When you write procedures, do you offer your readers more than one way to complete a task? Some writers go to pains to explain one procedure and then offer alternatives. For example:
1. Click the Select button.
From the Options menu, click Select.
From the Actions section, click Select.
This approach is pretty common and is consistent with the North American belief that choice is empowering and provides greater satisfaction.
Author Barry Schwartz disagrees. In his book the Paradox of Choice, he contends that too much choice can make decision-making a challenge. In the long-term, he argues that this leads to decision-making paralysis, anxiety, and stress. He even suggests that too many choices in one’s life can lead to clinical depression.

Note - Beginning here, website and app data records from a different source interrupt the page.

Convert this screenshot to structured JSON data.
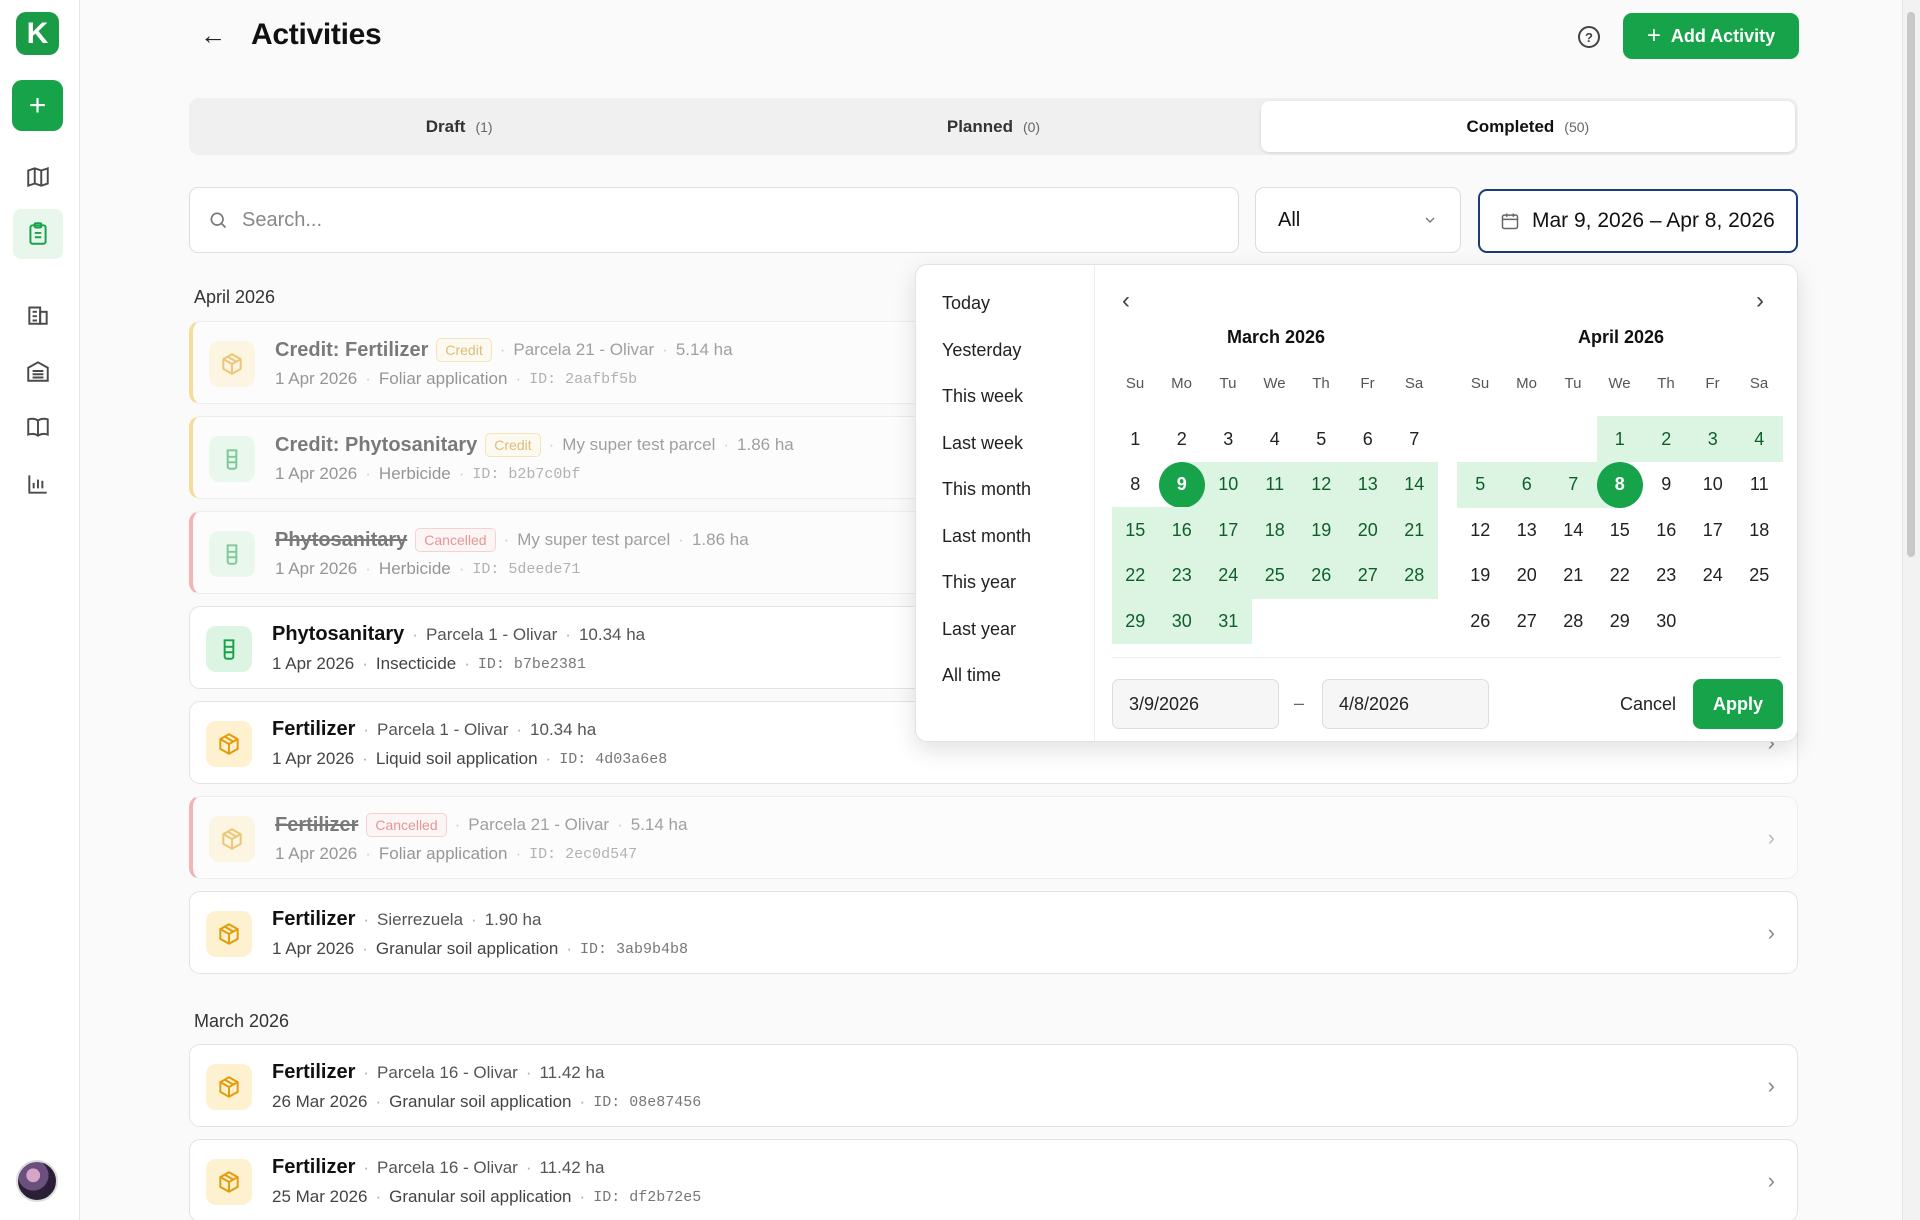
{
  "app": {
    "logo_letter": "K",
    "page_title": "Activities",
    "add_button": "Add Activity",
    "help": "?"
  },
  "tabs": [
    {
      "label": "Draft",
      "count": "(1)"
    },
    {
      "label": "Planned",
      "count": "(0)"
    },
    {
      "label": "Completed",
      "count": "(50)",
      "active": true
    }
  ],
  "filters": {
    "search_placeholder": "Search...",
    "select_value": "All",
    "date_range": "Mar 9, 2026 – Apr 8, 2026"
  },
  "sections": {
    "april": "April 2026",
    "march": "March 2026"
  },
  "activities": [
    {
      "name": "Credit: Fertilizer",
      "badge": "Credit",
      "parcel": "Parcela 21 - Olivar",
      "area": "5.14 ha",
      "date": "1 Apr 2026",
      "method": "Foliar application",
      "id": "ID: 2aafbf5b"
    },
    {
      "name": "Credit: Phytosanitary",
      "badge": "Credit",
      "parcel": "My super test parcel",
      "area": "1.86 ha",
      "date": "1 Apr 2026",
      "method": "Herbicide",
      "id": "ID: b2b7c0bf"
    },
    {
      "name": "Phytosanitary",
      "badge": "Cancelled",
      "parcel": "My super test parcel",
      "area": "1.86 ha",
      "date": "1 Apr 2026",
      "method": "Herbicide",
      "id": "ID: 5deede71"
    },
    {
      "name": "Phytosanitary",
      "parcel": "Parcela 1 - Olivar",
      "area": "10.34 ha",
      "date": "1 Apr 2026",
      "method": "Insecticide",
      "id": "ID: b7be2381"
    },
    {
      "name": "Fertilizer",
      "parcel": "Parcela 1 - Olivar",
      "area": "10.34 ha",
      "date": "1 Apr 2026",
      "method": "Liquid soil application",
      "id": "ID: 4d03a6e8"
    },
    {
      "name": "Fertilizer",
      "badge": "Cancelled",
      "parcel": "Parcela 21 - Olivar",
      "area": "5.14 ha",
      "date": "1 Apr 2026",
      "method": "Foliar application",
      "id": "ID: 2ec0d547"
    },
    {
      "name": "Fertilizer",
      "parcel": "Sierrezuela",
      "area": "1.90 ha",
      "date": "1 Apr 2026",
      "method": "Granular soil application",
      "id": "ID: 3ab9b4b8"
    },
    {
      "name": "Fertilizer",
      "parcel": "Parcela 16 - Olivar",
      "area": "11.42 ha",
      "date": "26 Mar 2026",
      "method": "Granular soil application",
      "id": "ID: 08e87456"
    },
    {
      "name": "Fertilizer",
      "parcel": "Parcela 16 - Olivar",
      "area": "11.42 ha",
      "date": "25 Mar 2026",
      "method": "Granular soil application",
      "id": "ID: df2b72e5"
    }
  ],
  "datepicker": {
    "presets": [
      "Today",
      "Yesterday",
      "This week",
      "Last week",
      "This month",
      "Last month",
      "This year",
      "Last year",
      "All time"
    ],
    "weekdays": [
      "Su",
      "Mo",
      "Tu",
      "We",
      "Th",
      "Fr",
      "Sa"
    ],
    "months": [
      {
        "title": "March 2026",
        "first_weekday": 0,
        "days": 31
      },
      {
        "title": "April 2026",
        "first_weekday": 3,
        "days": 30
      }
    ],
    "range_start": "3/9/2026",
    "range_end": "4/8/2026",
    "separator": "–",
    "cancel": "Cancel",
    "apply": "Apply"
  },
  "colors": {
    "accent": "#16a34a",
    "range_fill": "#dcf5e3",
    "credit": "#c98a10",
    "cancelled": "#d84343"
  }
}
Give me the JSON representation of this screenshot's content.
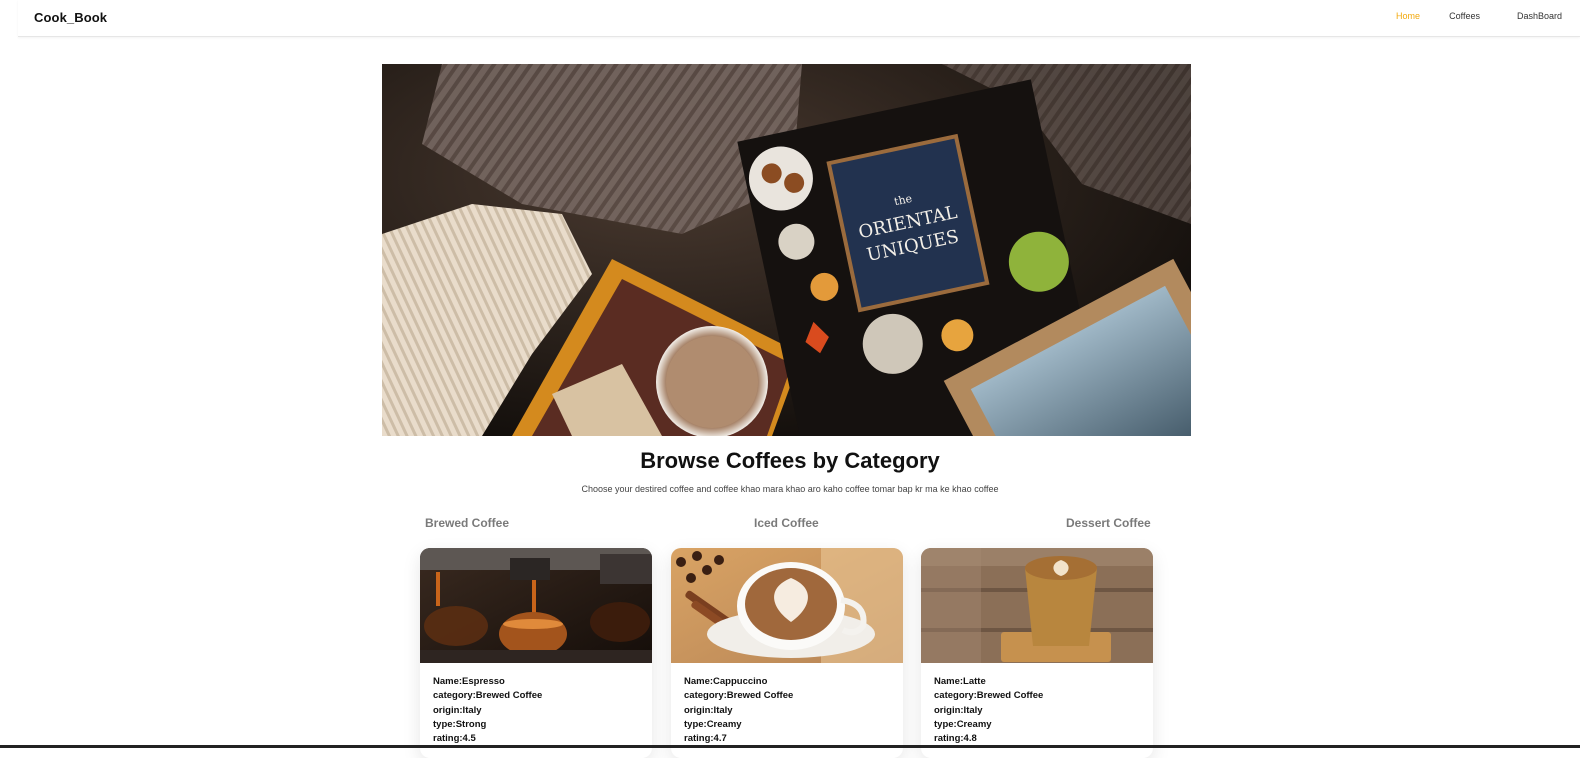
{
  "nav": {
    "brand": "Cook_Book",
    "links": [
      {
        "label": "Home",
        "active": true
      },
      {
        "label": "Coffees",
        "active": false
      },
      {
        "label": "DashBoard",
        "active": false
      }
    ]
  },
  "hero": {
    "cover_text": [
      "the",
      "ORIENTAL",
      "UNIQUES"
    ]
  },
  "browse": {
    "title": "Browse Coffees by Category",
    "subtitle": "Choose your destired coffee and coffee khao mara khao aro kaho coffee tomar bap kr ma ke khao coffee",
    "tabs": [
      "Brewed Coffee",
      "Iced Coffee",
      "Dessert Coffee"
    ]
  },
  "cards": [
    {
      "image": "espresso-machine-cups",
      "name": "Name:Espresso",
      "category": "category:Brewed Coffee",
      "origin": "origin:Italy",
      "type": "type:Strong",
      "rating": "rating:4.5"
    },
    {
      "image": "cappuccino-latte-art",
      "name": "Name:Cappuccino",
      "category": "category:Brewed Coffee",
      "origin": "origin:Italy",
      "type": "type:Creamy",
      "rating": "rating:4.7"
    },
    {
      "image": "latte-glass",
      "name": "Name:Latte",
      "category": "category:Brewed Coffee",
      "origin": "origin:Italy",
      "type": "type:Creamy",
      "rating": "rating:4.8"
    }
  ],
  "colors": {
    "accent": "#f2a90f",
    "text": "#111111",
    "tab_text": "#7a7a7a"
  }
}
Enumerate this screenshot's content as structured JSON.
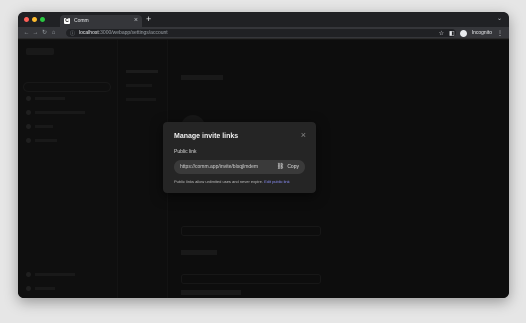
{
  "browser": {
    "tab_title": "Comm",
    "tab_favicon": "C",
    "new_tab_icon": "+",
    "close_tab_icon": "×",
    "url_host": "localhost",
    "url_path": ":3000/webapp/settings/account",
    "incognito_label": "Incognito",
    "colors": {
      "red": "#ff5f57",
      "yellow": "#febc2e",
      "green": "#28c840"
    }
  },
  "modal": {
    "title": "Manage invite links",
    "close_icon": "×",
    "public_link_label": "Public link",
    "link_url": "https://comm.app/invite/blsqjlmdem",
    "copy_label": "Copy",
    "note_text": "Public links allow unlimited uses and never expire.",
    "edit_link_label": "Edit public link",
    "accent_color": "#8b8ff8"
  }
}
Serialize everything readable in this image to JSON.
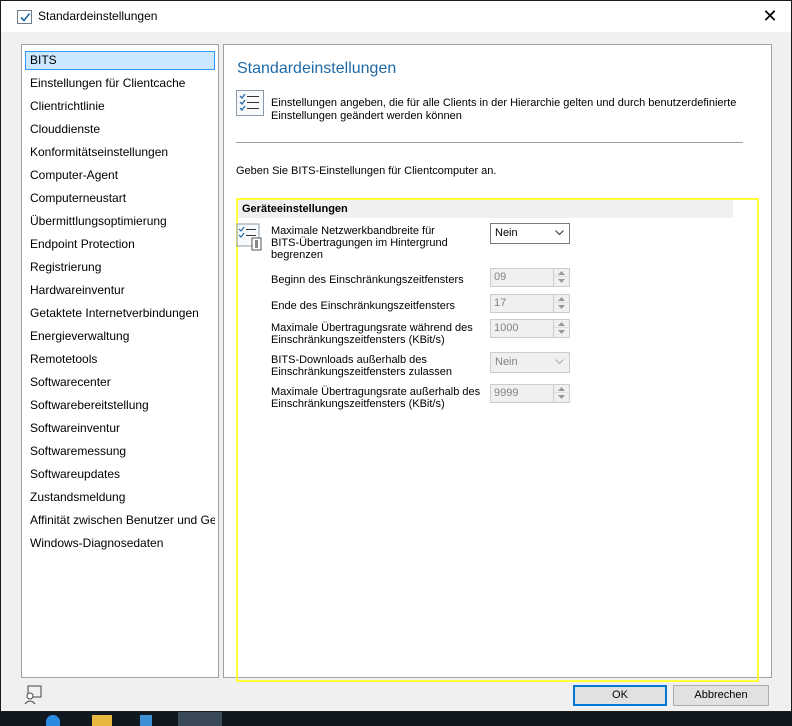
{
  "window": {
    "title": "Standardeinstellungen",
    "close_glyph": "✕"
  },
  "nav": {
    "items": [
      "BITS",
      "Einstellungen für Clientcache",
      "Clientrichtlinie",
      "Clouddienste",
      "Konformitätseinstellungen",
      "Computer-Agent",
      "Computerneustart",
      "Übermittlungsoptimierung",
      "Endpoint Protection",
      "Registrierung",
      "Hardwareinventur",
      "Getaktete Internetverbindungen",
      "Energieverwaltung",
      "Remotetools",
      "Softwarecenter",
      "Softwarebereitstellung",
      "Softwareinventur",
      "Softwaremessung",
      "Softwareupdates",
      "Zustandsmeldung",
      "Affinität zwischen Benutzer und Ge",
      "Windows-Diagnosedaten"
    ],
    "selected_index": 0
  },
  "content": {
    "title": "Standardeinstellungen",
    "description_line1": "Einstellungen angeben, die für alle Clients in der Hierarchie gelten und durch benutzerdefinierte",
    "description_line2": "Einstellungen geändert werden können",
    "intro": "Geben Sie BITS-Einstellungen für Clientcomputer an.",
    "group_header": "Geräteeinstellungen",
    "settings": {
      "limit_bandwidth": {
        "label_line1": "Maximale Netzwerkbandbreite für",
        "label_line2": "BITS-Übertragungen im Hintergrund",
        "label_line3": "begrenzen",
        "value": "Nein"
      },
      "window_start": {
        "label": "Beginn des Einschränkungszeitfensters",
        "value": "09"
      },
      "window_end": {
        "label": "Ende des Einschränkungszeitfensters",
        "value": "17"
      },
      "rate_during": {
        "label_line1": "Maximale Übertragungsrate während des",
        "label_line2": "Einschränkungszeitfensters (KBit/s)",
        "value": "1000"
      },
      "allow_outside": {
        "label_line1": "BITS-Downloads außerhalb des",
        "label_line2": "Einschränkungszeitfensters zulassen",
        "value": "Nein"
      },
      "rate_outside": {
        "label_line1": "Maximale Übertragungsrate außerhalb des",
        "label_line2": "Einschränkungszeitfensters (KBit/s)",
        "value": "9999"
      }
    }
  },
  "buttons": {
    "ok": "OK",
    "cancel": "Abbrechen"
  },
  "colors": {
    "accent": "#0078d7",
    "title_blue": "#1e6aa8",
    "selection": "#cce8ff",
    "highlight": "#ffff3a"
  },
  "icons": [
    "checkbox-icon",
    "close-icon",
    "checklist-icon",
    "settings-checklist-icon",
    "chevron-down-icon",
    "spin-up-icon",
    "spin-down-icon",
    "feedback-icon"
  ]
}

In just one example in the book, Schwartz documents the bewildering options that he faced when visiting his local supermarket:
- Eighty varieties of pain relievers
- One hundred and sixteen types of skin cream
- Three hundred and sixty types of conditioners, shampoos, gels, and mousse.
- Ninety types of cold remedies and decongestants
- Ninety-five snack options
- Sixty-five box drinks
- And so on…
Schwartz points out that several studies have concluded that people are less satisfied when faced with a large array of choices. Fewer options may actually make one’s life easier.
In keeping with this research, as technical writers, perhaps we should also streamline the number of choices we offer our users. It makes our lives easier and our readers could very well prefer the simpler, more streamlined approach.